**WORK INSTRUCTIONS:** Look for the word "Viseria" in the data below, and copy every line that holds it.

[Extracted data entries]

++++++++++

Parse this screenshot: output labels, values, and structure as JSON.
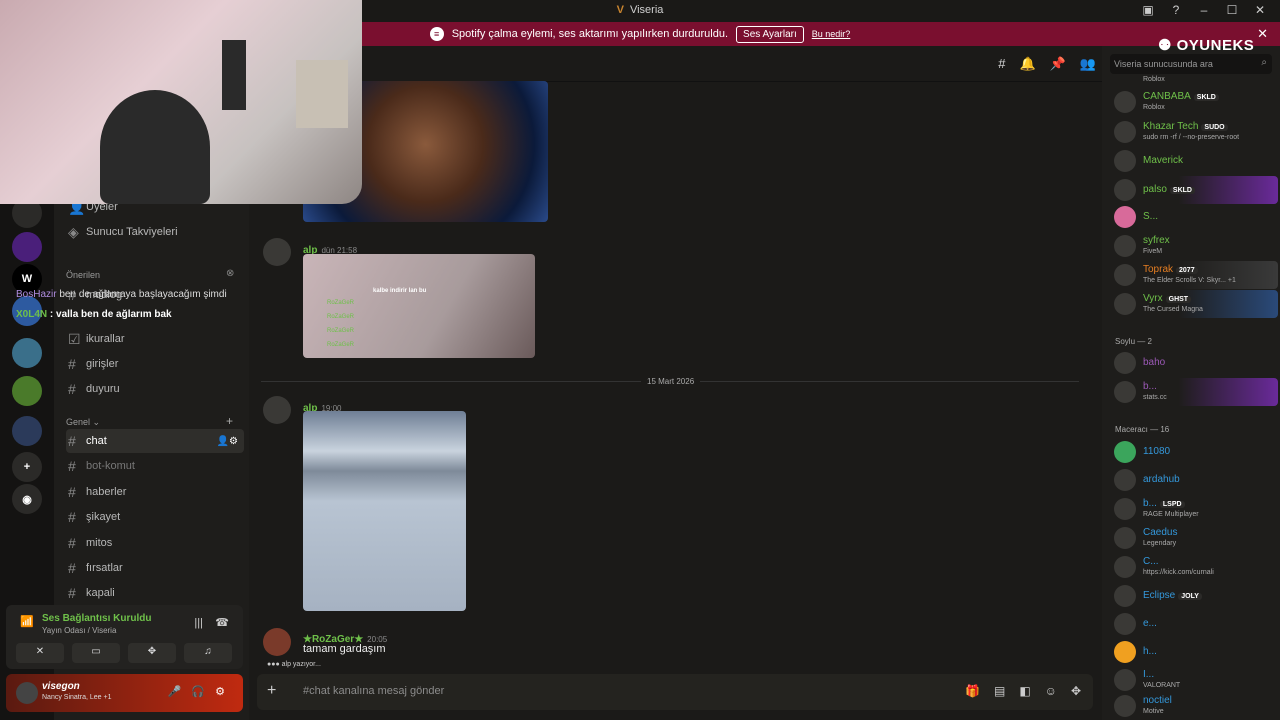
{
  "app": {
    "title": "Viseria",
    "logo_glyph": "V"
  },
  "titlebar": {
    "icons": [
      "inbox-icon",
      "help-icon",
      "minimize-icon",
      "maximize-icon",
      "close-icon"
    ]
  },
  "banner": {
    "text": "Spotify çalma eylemi, ses aktarımı yapılırken durduruldu.",
    "button": "Ses Ayarları",
    "link": "Bu nedir?"
  },
  "overlay": {
    "brand": "OYUNEKS",
    "chat": [
      {
        "user": "BosHazir",
        "text": "ben de ağlamaya başlayacağım şimdi",
        "color": "#b08de0"
      },
      {
        "user": "X0L4N",
        "text": ": valla ben de ağlarım bak",
        "color": "#6fc04a"
      }
    ]
  },
  "sidebar": {
    "top_items": [
      {
        "label": "Üyeler",
        "icon": "members-icon"
      },
      {
        "label": "Sunucu Takviyeleri",
        "icon": "boost-icon"
      }
    ],
    "recommended_label": "Önerilen",
    "recommended": [
      {
        "label": "modlog",
        "icon": "hash"
      },
      {
        "label": "ikurallar",
        "icon": "rules-icon"
      },
      {
        "label": "girişler",
        "icon": "hash"
      },
      {
        "label": "duyuru",
        "icon": "hash"
      }
    ],
    "category": "Genel",
    "channels": [
      {
        "label": "chat",
        "active": true
      },
      {
        "label": "bot-komut",
        "muted": true
      },
      {
        "label": "haberler"
      },
      {
        "label": "şikayet"
      },
      {
        "label": "mitos"
      },
      {
        "label": "fırsatlar"
      },
      {
        "label": "kapali"
      }
    ],
    "voice": {
      "status": "Ses Bağlantısı Kuruldu",
      "channel": "Yayın Odası / Viseria"
    },
    "user": {
      "name": "visegon",
      "status": "Nancy Sinatra, Lee +1"
    }
  },
  "messages": [
    {
      "user": "alp",
      "time": "dün 21:58",
      "embed_caption": "kalbe indirir lan bu"
    },
    {
      "date_divider": "15 Mart 2026"
    },
    {
      "user": "alp",
      "time": "19:00"
    },
    {
      "user": "★RoZaGer★",
      "time": "20:05",
      "text": "tamam gardaşım"
    }
  ],
  "typing": "alp yazıyor...",
  "embed_chat_names": [
    "RoZaGeR",
    "RoZaGeR",
    "RoZaGeR",
    "RoZaGeR"
  ],
  "composer": {
    "placeholder": "#chat kanalına mesaj gönder"
  },
  "members_panel": {
    "search_placeholder": "Viseria sunucusunda ara",
    "top_sub": "Roblox",
    "members": [
      {
        "name": "CANBABA",
        "tag": "SKLD",
        "sub": "Roblox",
        "color": "#6fc04a"
      },
      {
        "name": "Khazar Tech",
        "tag": "SUDO",
        "sub": "sudo rm -rf / --no-preserve-root",
        "color": "#6fc04a"
      },
      {
        "name": "Maverick",
        "color": "#6fc04a"
      },
      {
        "name": "palso",
        "tag": "SKLD",
        "color": "#6fc04a"
      },
      {
        "name": "S...",
        "color": "#6fc04a"
      },
      {
        "name": "syfrex",
        "sub": "FiveM",
        "color": "#6fc04a"
      },
      {
        "name": "Toprak",
        "tag": "2077",
        "sub": "The Elder Scrolls V: Skyr... +1",
        "color": "#e67e22"
      },
      {
        "name": "Vyrx",
        "tag": "GHST",
        "sub": "The Cursed Magna",
        "color": "#6fc04a"
      }
    ],
    "group2": "Soylu — 2",
    "group2_members": [
      {
        "name": "baho",
        "color": "#9b59b6"
      },
      {
        "name": "b...",
        "sub": "stats.cc",
        "color": "#9b59b6"
      }
    ],
    "group3": "Maceracı — 16",
    "group3_members": [
      {
        "name": "11080",
        "color": "#3498db"
      },
      {
        "name": "ardahub",
        "color": "#3498db"
      },
      {
        "name": "b...",
        "tag": "LSPD",
        "sub": "RAGE Multiplayer",
        "color": "#3498db"
      },
      {
        "name": "Caedus",
        "sub": "Legendary",
        "color": "#3498db"
      },
      {
        "name": "C...",
        "sub": "https://kick.com/curnali",
        "color": "#3498db"
      },
      {
        "name": "Eclipse",
        "tag": "JOLY",
        "color": "#3498db"
      },
      {
        "name": "e...",
        "color": "#3498db"
      },
      {
        "name": "h...",
        "color": "#3498db"
      },
      {
        "name": "I...",
        "sub": "VALORANT",
        "color": "#3498db"
      },
      {
        "name": "noctiel",
        "sub": "Motive",
        "color": "#3498db"
      }
    ]
  }
}
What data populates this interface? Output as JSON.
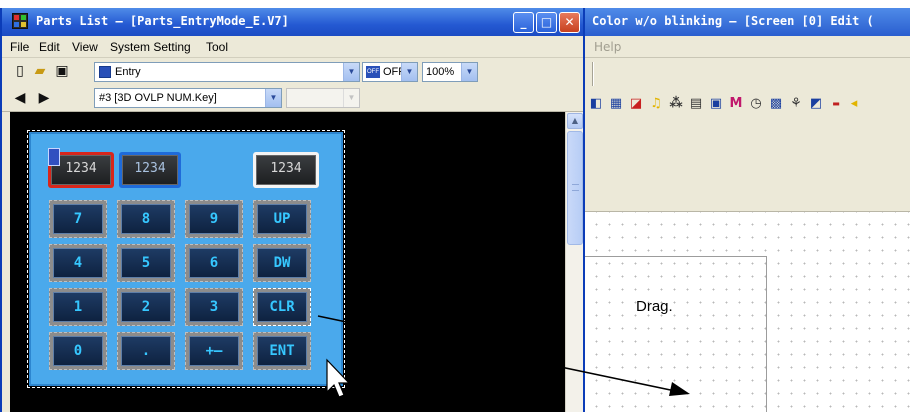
{
  "parts_window": {
    "title": "Parts List – [Parts_EntryMode_E.V7]",
    "menu": [
      "File",
      "Edit",
      "View",
      "System Setting",
      "Tool"
    ],
    "mode_combo": "Entry",
    "off_combo": "OFF",
    "zoom_combo": "100%",
    "part_combo": "#3 [3D OVLP NUM.Key]",
    "empty_combo": ""
  },
  "background_window": {
    "title": "Color w/o blinking – [Screen [0] Edit (",
    "menu_help": "Help"
  },
  "keypad": {
    "displays": [
      "1234",
      "1234",
      "1234"
    ],
    "keys": [
      [
        "7",
        "8",
        "9",
        "UP"
      ],
      [
        "4",
        "5",
        "6",
        "DW"
      ],
      [
        "1",
        "2",
        "3",
        "CLR"
      ],
      [
        "0",
        ".",
        "+–",
        "ENT"
      ]
    ]
  },
  "annotation": {
    "drag_label": "Drag."
  },
  "colors": {
    "titlebar": "#2459d2",
    "keypad_bg": "#4aa9ec",
    "key_text": "#36c7ff",
    "canvas_bg": "#000000"
  }
}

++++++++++

**TASK OUTPUT:**
    "title": "Viseria",
      "channel": "Yayın Odası / Viseria"
    "search_placeholder": "Viseria sunucusunda ara",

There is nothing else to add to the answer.